The Church of SS. Paolo e Domenico (now Arap Camii or the “Arab Mosque”) is a converted Gothic church in Galata. It originally was used Dominicans living in Genoese Galata in the 14th century.
Spolia used in and around the building indicate existence of a Byzantine building in the area. It is possibly the location of a 6th-century church named of Hagia Eirene. The eastern passageway has several marble architectural fragments, including a marble arcosolium piece similar to those in Chora. The western wall of the passageway and its marble architectural fragments are Byzantine, possibly dating to the Early Byzantine era.
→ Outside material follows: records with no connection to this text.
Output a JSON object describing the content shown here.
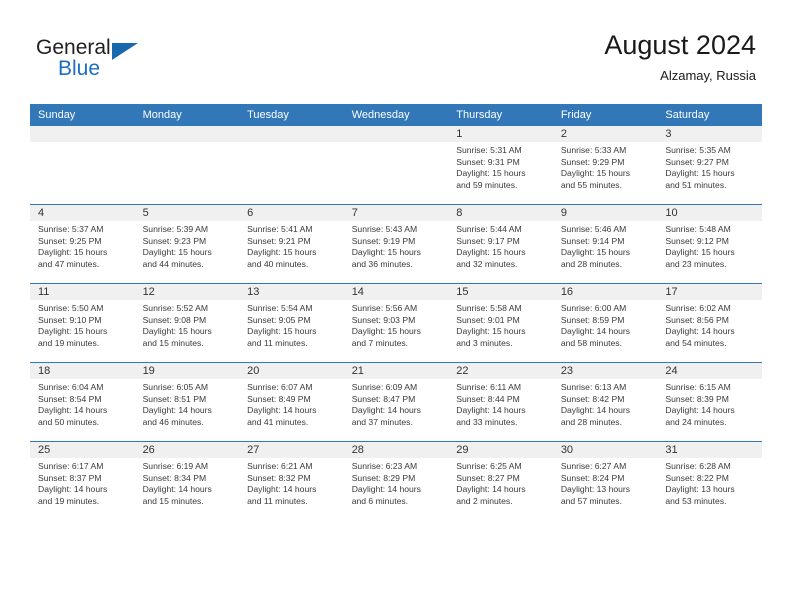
{
  "brand": {
    "word_one": "General",
    "word_two": "Blue",
    "triangle_icon": "triangle-icon",
    "accent_color": "#1a6fc4"
  },
  "header": {
    "title": "August 2024",
    "subtitle": "Alzamay, Russia"
  },
  "colors": {
    "header_row": "#3277b8",
    "day_band": "#f0f0f0",
    "grid_line": "#3277b8",
    "text": "#3a3a3a"
  },
  "weekday_headers": [
    "Sunday",
    "Monday",
    "Tuesday",
    "Wednesday",
    "Thursday",
    "Friday",
    "Saturday"
  ],
  "labels": {
    "sunrise_prefix": "Sunrise:",
    "sunset_prefix": "Sunset:",
    "daylight_prefix": "Daylight:"
  },
  "weeks": [
    [
      {
        "day": "",
        "sunrise": "",
        "sunset": "",
        "daylight_a": "",
        "daylight_b": "",
        "empty": true
      },
      {
        "day": "",
        "sunrise": "",
        "sunset": "",
        "daylight_a": "",
        "daylight_b": "",
        "empty": true
      },
      {
        "day": "",
        "sunrise": "",
        "sunset": "",
        "daylight_a": "",
        "daylight_b": "",
        "empty": true
      },
      {
        "day": "",
        "sunrise": "",
        "sunset": "",
        "daylight_a": "",
        "daylight_b": "",
        "empty": true
      },
      {
        "day": "1",
        "sunrise": "Sunrise: 5:31 AM",
        "sunset": "Sunset: 9:31 PM",
        "daylight_a": "Daylight: 15 hours",
        "daylight_b": "and 59 minutes.",
        "empty": false
      },
      {
        "day": "2",
        "sunrise": "Sunrise: 5:33 AM",
        "sunset": "Sunset: 9:29 PM",
        "daylight_a": "Daylight: 15 hours",
        "daylight_b": "and 55 minutes.",
        "empty": false
      },
      {
        "day": "3",
        "sunrise": "Sunrise: 5:35 AM",
        "sunset": "Sunset: 9:27 PM",
        "daylight_a": "Daylight: 15 hours",
        "daylight_b": "and 51 minutes.",
        "empty": false
      }
    ],
    [
      {
        "day": "4",
        "sunrise": "Sunrise: 5:37 AM",
        "sunset": "Sunset: 9:25 PM",
        "daylight_a": "Daylight: 15 hours",
        "daylight_b": "and 47 minutes.",
        "empty": false
      },
      {
        "day": "5",
        "sunrise": "Sunrise: 5:39 AM",
        "sunset": "Sunset: 9:23 PM",
        "daylight_a": "Daylight: 15 hours",
        "daylight_b": "and 44 minutes.",
        "empty": false
      },
      {
        "day": "6",
        "sunrise": "Sunrise: 5:41 AM",
        "sunset": "Sunset: 9:21 PM",
        "daylight_a": "Daylight: 15 hours",
        "daylight_b": "and 40 minutes.",
        "empty": false
      },
      {
        "day": "7",
        "sunrise": "Sunrise: 5:43 AM",
        "sunset": "Sunset: 9:19 PM",
        "daylight_a": "Daylight: 15 hours",
        "daylight_b": "and 36 minutes.",
        "empty": false
      },
      {
        "day": "8",
        "sunrise": "Sunrise: 5:44 AM",
        "sunset": "Sunset: 9:17 PM",
        "daylight_a": "Daylight: 15 hours",
        "daylight_b": "and 32 minutes.",
        "empty": false
      },
      {
        "day": "9",
        "sunrise": "Sunrise: 5:46 AM",
        "sunset": "Sunset: 9:14 PM",
        "daylight_a": "Daylight: 15 hours",
        "daylight_b": "and 28 minutes.",
        "empty": false
      },
      {
        "day": "10",
        "sunrise": "Sunrise: 5:48 AM",
        "sunset": "Sunset: 9:12 PM",
        "daylight_a": "Daylight: 15 hours",
        "daylight_b": "and 23 minutes.",
        "empty": false
      }
    ],
    [
      {
        "day": "11",
        "sunrise": "Sunrise: 5:50 AM",
        "sunset": "Sunset: 9:10 PM",
        "daylight_a": "Daylight: 15 hours",
        "daylight_b": "and 19 minutes.",
        "empty": false
      },
      {
        "day": "12",
        "sunrise": "Sunrise: 5:52 AM",
        "sunset": "Sunset: 9:08 PM",
        "daylight_a": "Daylight: 15 hours",
        "daylight_b": "and 15 minutes.",
        "empty": false
      },
      {
        "day": "13",
        "sunrise": "Sunrise: 5:54 AM",
        "sunset": "Sunset: 9:05 PM",
        "daylight_a": "Daylight: 15 hours",
        "daylight_b": "and 11 minutes.",
        "empty": false
      },
      {
        "day": "14",
        "sunrise": "Sunrise: 5:56 AM",
        "sunset": "Sunset: 9:03 PM",
        "daylight_a": "Daylight: 15 hours",
        "daylight_b": "and 7 minutes.",
        "empty": false
      },
      {
        "day": "15",
        "sunrise": "Sunrise: 5:58 AM",
        "sunset": "Sunset: 9:01 PM",
        "daylight_a": "Daylight: 15 hours",
        "daylight_b": "and 3 minutes.",
        "empty": false
      },
      {
        "day": "16",
        "sunrise": "Sunrise: 6:00 AM",
        "sunset": "Sunset: 8:59 PM",
        "daylight_a": "Daylight: 14 hours",
        "daylight_b": "and 58 minutes.",
        "empty": false
      },
      {
        "day": "17",
        "sunrise": "Sunrise: 6:02 AM",
        "sunset": "Sunset: 8:56 PM",
        "daylight_a": "Daylight: 14 hours",
        "daylight_b": "and 54 minutes.",
        "empty": false
      }
    ],
    [
      {
        "day": "18",
        "sunrise": "Sunrise: 6:04 AM",
        "sunset": "Sunset: 8:54 PM",
        "daylight_a": "Daylight: 14 hours",
        "daylight_b": "and 50 minutes.",
        "empty": false
      },
      {
        "day": "19",
        "sunrise": "Sunrise: 6:05 AM",
        "sunset": "Sunset: 8:51 PM",
        "daylight_a": "Daylight: 14 hours",
        "daylight_b": "and 46 minutes.",
        "empty": false
      },
      {
        "day": "20",
        "sunrise": "Sunrise: 6:07 AM",
        "sunset": "Sunset: 8:49 PM",
        "daylight_a": "Daylight: 14 hours",
        "daylight_b": "and 41 minutes.",
        "empty": false
      },
      {
        "day": "21",
        "sunrise": "Sunrise: 6:09 AM",
        "sunset": "Sunset: 8:47 PM",
        "daylight_a": "Daylight: 14 hours",
        "daylight_b": "and 37 minutes.",
        "empty": false
      },
      {
        "day": "22",
        "sunrise": "Sunrise: 6:11 AM",
        "sunset": "Sunset: 8:44 PM",
        "daylight_a": "Daylight: 14 hours",
        "daylight_b": "and 33 minutes.",
        "empty": false
      },
      {
        "day": "23",
        "sunrise": "Sunrise: 6:13 AM",
        "sunset": "Sunset: 8:42 PM",
        "daylight_a": "Daylight: 14 hours",
        "daylight_b": "and 28 minutes.",
        "empty": false
      },
      {
        "day": "24",
        "sunrise": "Sunrise: 6:15 AM",
        "sunset": "Sunset: 8:39 PM",
        "daylight_a": "Daylight: 14 hours",
        "daylight_b": "and 24 minutes.",
        "empty": false
      }
    ],
    [
      {
        "day": "25",
        "sunrise": "Sunrise: 6:17 AM",
        "sunset": "Sunset: 8:37 PM",
        "daylight_a": "Daylight: 14 hours",
        "daylight_b": "and 19 minutes.",
        "empty": false
      },
      {
        "day": "26",
        "sunrise": "Sunrise: 6:19 AM",
        "sunset": "Sunset: 8:34 PM",
        "daylight_a": "Daylight: 14 hours",
        "daylight_b": "and 15 minutes.",
        "empty": false
      },
      {
        "day": "27",
        "sunrise": "Sunrise: 6:21 AM",
        "sunset": "Sunset: 8:32 PM",
        "daylight_a": "Daylight: 14 hours",
        "daylight_b": "and 11 minutes.",
        "empty": false
      },
      {
        "day": "28",
        "sunrise": "Sunrise: 6:23 AM",
        "sunset": "Sunset: 8:29 PM",
        "daylight_a": "Daylight: 14 hours",
        "daylight_b": "and 6 minutes.",
        "empty": false
      },
      {
        "day": "29",
        "sunrise": "Sunrise: 6:25 AM",
        "sunset": "Sunset: 8:27 PM",
        "daylight_a": "Daylight: 14 hours",
        "daylight_b": "and 2 minutes.",
        "empty": false
      },
      {
        "day": "30",
        "sunrise": "Sunrise: 6:27 AM",
        "sunset": "Sunset: 8:24 PM",
        "daylight_a": "Daylight: 13 hours",
        "daylight_b": "and 57 minutes.",
        "empty": false
      },
      {
        "day": "31",
        "sunrise": "Sunrise: 6:28 AM",
        "sunset": "Sunset: 8:22 PM",
        "daylight_a": "Daylight: 13 hours",
        "daylight_b": "and 53 minutes.",
        "empty": false
      }
    ]
  ]
}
According to Ottoman sources, a mosque was built here during the general Maslamah’s siege of Constantinople in 717. While there is no evidence to support this legend, later treaties make it clear that there was in fact a mosque in Constantinople.
During the Latin occupation of Constantinople (1204-1261), a small church dedicated to St. Paul was probably built here. Evidence of this church comes from gravestones found in the area. Between 1323 and 1337, the Dominicans built a monastery near this church, which was dedicated to St. Dominic. The monastery seems to have included a chapel dedicated to St. Paul, by whose name it was also called. Pope Gregory XII issued an indulgence for the maintenance of the church in 1407. Around 1475 or a little after, the church was converted into a mosque by Sultan Mehmet II and called Galata Mosque. In 1492, Arabs from Andalusia were settled in the neighborhood of this mosque, which subsequently became known as the Arab Mosque (Turkish Arap Camii).
The church was a three-aisled basilica, built in the Italian Gothic style. It is not a typical Gothic church, as it is constructed of bricks and stone, probably due to the employment of local masons. Two rows of marble columns separated the nave from the aisles. It had a squared-off apse and flanking chapels and lacked a narthex. The nave was covered by wooden roof, which was higher than the roofs above the two aisles. The apse rose higher than the side aisles and is covered by a groin vault. It originally had lancet windows, and evidence also of a rose window, which is now blocked off. The current minaret, located on its southeastern corner of the building, was originally a belfry. It is possible several funerary chapels used by Genoese families were next to the northeaster n aisle.
The building underwent several renovations during the Ottoman period. It was first restored by Mehmed III (1595–1603). Restorations made by Saliha Sultan, mother of Mahmud I, following the Galata fire of 1731, significantly altered the church, replacing Gothic elements with Ottoman windows and portals. It was also restored twice in the 19th century after two fires. In 1913, its entire roof was removed and rebuilt, and its galleries were also rebuilt with wooden columns. Genoese tombstones with inscriptions and family coats-of-arms and traces of frescoes in the bema were discovered during this restoration. It was also recently restored.
Photo by Sebah & Joaillier
Reconstruction by Çetinkaya
Plan by Müller-Wiener
Tombstones from San Paolo/Arab Mosque
At Istanbul Archaeological Museums
Tomb of Lord Antonio De Varna 1440 (left), Antonio de Lastrego 1439 (middle), Niliani and Batiste Argenti 1392 (right), and Guillielmi de Candolfi 1260 (bottom)
Tombstone from gardens of Istanbul Archaeological Museum
Tombstones of Lord Ioannes (1347) and an English couple (1391)
“L'Arap Djami ou Eglise Saint-Paul a Galata by Palazzo” by P. Benedetto
“Greek Painters for the Dominicans or Trecento at the Bosphorus? Once again about the Style and Iconography of the Wall Paintings in the Former Dominican Church of St. Paul in Pera” by Quirini-Popławski
“Arap Camii in Istanbul: Its Architecture and Frescoes” by Haluk Çetinkaya
“Dominican Painting in Palaiologan Constantinople: The Frescoes of the Arap Camii” by Engin Akyürek
Le Pietre Sepolcrali di Arab Giami (Antica Chiesa di S. Paolo a Galata) by Eugène Dalleggio
Bildlexikon zur Topographie Istanbuls: Byzantion, Konstantinupolis, Istanbul by Wolfgang Müller-Wiener